** Opening EXERCISE MATERIALS block **

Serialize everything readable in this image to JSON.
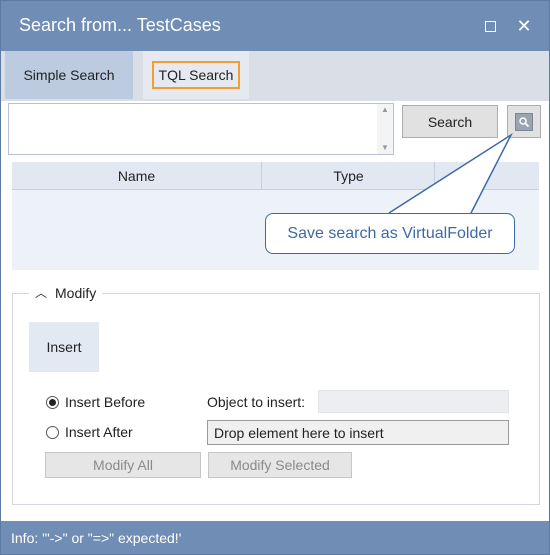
{
  "window": {
    "title": "Search from... TestCases"
  },
  "tabs": [
    {
      "label": "Simple Search",
      "selected": true
    },
    {
      "label": "TQL Search",
      "selected": false
    }
  ],
  "query": {
    "value": ""
  },
  "toolbar": {
    "search_label": "Search",
    "save_icon": "save-search-icon"
  },
  "grid": {
    "columns": [
      "Name",
      "Type"
    ],
    "rows": []
  },
  "callout": {
    "text": "Save search as VirtualFolder"
  },
  "modify": {
    "legend": "Modify",
    "insert_tab": "Insert",
    "insert_before_label": "Insert Before",
    "insert_after_label": "Insert After",
    "insert_before_checked": true,
    "object_to_insert_label": "Object to insert:",
    "object_to_insert_value": "",
    "drop_placeholder": "Drop element here to insert",
    "modify_all_label": "Modify All",
    "modify_selected_label": "Modify Selected"
  },
  "status": {
    "text": "Info: '\"->\" or \"=>\" expected!'"
  },
  "colors": {
    "titlebar": "#6f8db5",
    "focus": "#f0a030",
    "callout": "#3d6aa6"
  }
}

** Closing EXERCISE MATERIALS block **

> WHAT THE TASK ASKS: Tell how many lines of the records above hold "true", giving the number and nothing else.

> PROBLEM SOLUTION: 2